[8] Taylor, C. (2006) Young People in Care and Criminal Behaviour, Jessica Kingsley.

[9] “Although the literature establishing maltreatment as a risk factor for delinquency is sizable, less attention has been given to what characteristics among maltreated youth increase individual probabilities to commit delinquency. In other words, not all children who experience maltreatment become delinquent, so what are the factors that mediate the impact of maltreatment on delinquency?’

Addressing the Needs of Multi-System Youth: Strengthening the Connection Between Child Welfare and Juvenile Justice. Washington, DC: Center for Juvenile Justice Reform, at 15.

[10] See: Ryan, J. P., Marshall, J. M., Herz, D., & Hernandez, P. M. (2008). Juvenile deliquency in child welfare: Investigating group home effects. Children and Youth Services Review, 30(9), 1088–1099.

Widom, C. S., Schuck, A. M., & White, H. R. (2006). An examination of pathways from

childhood victimization to violence: The role of early aggression and problematic

alcohol use. Violence and Victims, 21, 675−690.

Dannerbeck, A. & Yan, J. (2011). Missouri’s crossover youth: Examining the relationship between their maltreatment history and risk of violence. OJJDP Journal of Juvenile Justice, 1, 78-92.

McAuley, C., & Davis, T. (2009). Emotional wellbeing and mental health of looked after children in

England. Child and Family Social Work, 14, 147-155.


[12] Edwards, E 2014, ‘Over 2,500 Children on Waiting Lists for Mental Health Services’, The Irish Times, 13 February. Available from:

[13] Edwards, E 2014, ‘Over 2,500 Children on Waiting Lists for Mental Health Services’, The Irish Times, 13 February. Available from:

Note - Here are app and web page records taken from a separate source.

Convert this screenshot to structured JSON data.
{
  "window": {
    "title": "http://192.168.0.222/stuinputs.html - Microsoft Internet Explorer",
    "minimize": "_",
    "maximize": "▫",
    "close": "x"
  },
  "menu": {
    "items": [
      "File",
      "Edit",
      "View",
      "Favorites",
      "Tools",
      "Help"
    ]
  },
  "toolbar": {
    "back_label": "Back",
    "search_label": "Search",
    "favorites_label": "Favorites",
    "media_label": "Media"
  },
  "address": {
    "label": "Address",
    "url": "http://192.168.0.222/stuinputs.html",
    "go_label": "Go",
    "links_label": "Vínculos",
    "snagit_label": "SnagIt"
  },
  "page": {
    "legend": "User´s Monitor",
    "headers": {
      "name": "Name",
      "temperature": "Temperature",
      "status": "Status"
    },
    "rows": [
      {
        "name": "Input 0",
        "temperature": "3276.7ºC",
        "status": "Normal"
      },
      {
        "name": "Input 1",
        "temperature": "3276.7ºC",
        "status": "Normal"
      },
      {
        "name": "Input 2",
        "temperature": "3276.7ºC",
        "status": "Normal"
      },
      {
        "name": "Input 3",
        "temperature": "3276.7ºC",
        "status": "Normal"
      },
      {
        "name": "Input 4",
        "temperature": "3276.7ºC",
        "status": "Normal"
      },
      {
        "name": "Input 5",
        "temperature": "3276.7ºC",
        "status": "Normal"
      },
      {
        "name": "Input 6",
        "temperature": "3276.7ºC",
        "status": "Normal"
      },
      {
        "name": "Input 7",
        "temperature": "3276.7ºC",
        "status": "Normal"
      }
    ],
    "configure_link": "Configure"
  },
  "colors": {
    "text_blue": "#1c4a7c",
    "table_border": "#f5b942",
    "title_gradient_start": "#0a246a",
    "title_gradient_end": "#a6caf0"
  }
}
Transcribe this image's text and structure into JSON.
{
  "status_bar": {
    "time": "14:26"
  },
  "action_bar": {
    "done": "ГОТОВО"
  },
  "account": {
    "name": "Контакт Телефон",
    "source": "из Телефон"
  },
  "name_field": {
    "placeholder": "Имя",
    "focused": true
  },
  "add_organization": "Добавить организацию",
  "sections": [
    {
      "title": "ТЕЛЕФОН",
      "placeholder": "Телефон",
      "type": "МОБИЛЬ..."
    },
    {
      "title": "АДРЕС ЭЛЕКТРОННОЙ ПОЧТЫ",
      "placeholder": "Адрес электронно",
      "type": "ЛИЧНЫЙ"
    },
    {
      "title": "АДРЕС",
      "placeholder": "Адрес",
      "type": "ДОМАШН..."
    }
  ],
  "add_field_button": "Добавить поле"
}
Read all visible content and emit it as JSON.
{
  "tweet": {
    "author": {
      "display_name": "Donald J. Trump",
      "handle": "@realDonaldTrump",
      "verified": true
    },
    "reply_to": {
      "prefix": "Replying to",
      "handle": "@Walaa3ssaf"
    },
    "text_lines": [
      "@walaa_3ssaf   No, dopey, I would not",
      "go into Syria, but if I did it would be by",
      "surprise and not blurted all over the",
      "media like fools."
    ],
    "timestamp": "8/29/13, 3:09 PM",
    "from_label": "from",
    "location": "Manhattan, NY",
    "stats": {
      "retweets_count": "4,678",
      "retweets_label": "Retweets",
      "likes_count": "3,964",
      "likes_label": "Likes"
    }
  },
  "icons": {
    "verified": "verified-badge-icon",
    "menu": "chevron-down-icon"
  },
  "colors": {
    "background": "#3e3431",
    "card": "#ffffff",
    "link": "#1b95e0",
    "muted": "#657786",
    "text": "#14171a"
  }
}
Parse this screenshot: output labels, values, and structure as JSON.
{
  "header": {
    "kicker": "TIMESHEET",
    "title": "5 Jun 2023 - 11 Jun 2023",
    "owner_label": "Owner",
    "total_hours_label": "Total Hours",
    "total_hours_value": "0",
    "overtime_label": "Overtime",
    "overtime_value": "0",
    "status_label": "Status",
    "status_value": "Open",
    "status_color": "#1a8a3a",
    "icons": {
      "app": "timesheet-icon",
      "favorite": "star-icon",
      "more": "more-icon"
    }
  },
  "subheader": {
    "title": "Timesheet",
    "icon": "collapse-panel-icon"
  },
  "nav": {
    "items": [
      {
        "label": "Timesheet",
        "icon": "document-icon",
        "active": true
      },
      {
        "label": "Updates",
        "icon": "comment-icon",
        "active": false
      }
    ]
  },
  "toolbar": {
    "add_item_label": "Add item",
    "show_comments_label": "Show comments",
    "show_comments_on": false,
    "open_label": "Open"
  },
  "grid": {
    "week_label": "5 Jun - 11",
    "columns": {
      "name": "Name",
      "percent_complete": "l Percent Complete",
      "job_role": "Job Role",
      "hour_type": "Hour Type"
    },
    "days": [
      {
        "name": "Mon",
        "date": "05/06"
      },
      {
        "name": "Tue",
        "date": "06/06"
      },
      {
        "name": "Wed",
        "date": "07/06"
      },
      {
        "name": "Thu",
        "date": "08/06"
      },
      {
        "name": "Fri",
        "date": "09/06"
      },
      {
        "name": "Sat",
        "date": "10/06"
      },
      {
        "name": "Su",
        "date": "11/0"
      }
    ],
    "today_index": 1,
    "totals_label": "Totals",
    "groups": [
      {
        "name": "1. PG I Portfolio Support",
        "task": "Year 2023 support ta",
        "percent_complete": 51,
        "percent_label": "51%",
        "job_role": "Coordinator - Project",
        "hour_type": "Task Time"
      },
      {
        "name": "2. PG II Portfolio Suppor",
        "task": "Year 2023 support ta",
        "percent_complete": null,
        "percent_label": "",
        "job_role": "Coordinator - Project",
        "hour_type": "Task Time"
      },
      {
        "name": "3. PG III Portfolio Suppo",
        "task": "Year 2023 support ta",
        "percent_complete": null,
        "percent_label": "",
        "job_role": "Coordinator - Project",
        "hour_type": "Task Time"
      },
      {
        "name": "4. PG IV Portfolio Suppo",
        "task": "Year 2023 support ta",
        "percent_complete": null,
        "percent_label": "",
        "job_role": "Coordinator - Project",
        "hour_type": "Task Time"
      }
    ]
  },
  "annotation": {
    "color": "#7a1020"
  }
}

[14] O’Brien, C 2015, ‘State Spends €3m a Year Abroad for Care of Young People’, The Irish Times, 9 July. Available from:

[15] European Union Agency for Fundamental Rights and Council of Europe, Handbook  on  European  law  relating  to  the  rights  of  the  child (2015) at at p. 95.

[16] United Nations, Guidelines for the Alternative Care of Children (2010) UN Doc. A/RES/64/142 at 21.

[17] Guidelines of the Committee of Ministers of the Council of Europe on child-friendly justice (Adopted by the Committee of Ministers on 17 November 2010 at the 1098th meeting of the Ministers’ Deputies) at p. 24.

[18] Newman, R., Talbot, J., Catchpole, R., & Russell, L. (2012). Turning young lives around: How health and justice services can respond to children with mental health problems and learning disabilities who offend. London: Prison Reform Trust. Available at:

[19] Children’s Mental Health Coalition, Someone to Care: the mental health needs of children and young people in the care and youth justice systems, Available at:

[20] Children’s Mental Health Coalition, Someone to Care: the mental health needs of children and young people in the care and youth justice systems, Available at:

[21] Young Minds (2012), Improving the mental health of looked after young people: An exploration of mental health stigma. London.

[22] Children’s Mental Health Coalition, Someone to Care: the mental health needs of children and young people in the care and youth justice systems, Available at:

[23] Children’s Mental Health Coalition, Someone to Care: the mental health needs of children and young people in the care and youth justice systems, Available at:


Leave a Reply

Fill in your details below or click an icon to log in: Logo

You are commenting using your account. Log Out /  Change )

Twitter picture

You are commenting using your Twitter account. Log Out /  Change )

Facebook photo

You are commenting using your Facebook account. Log Out /  Change )

Connecting to %s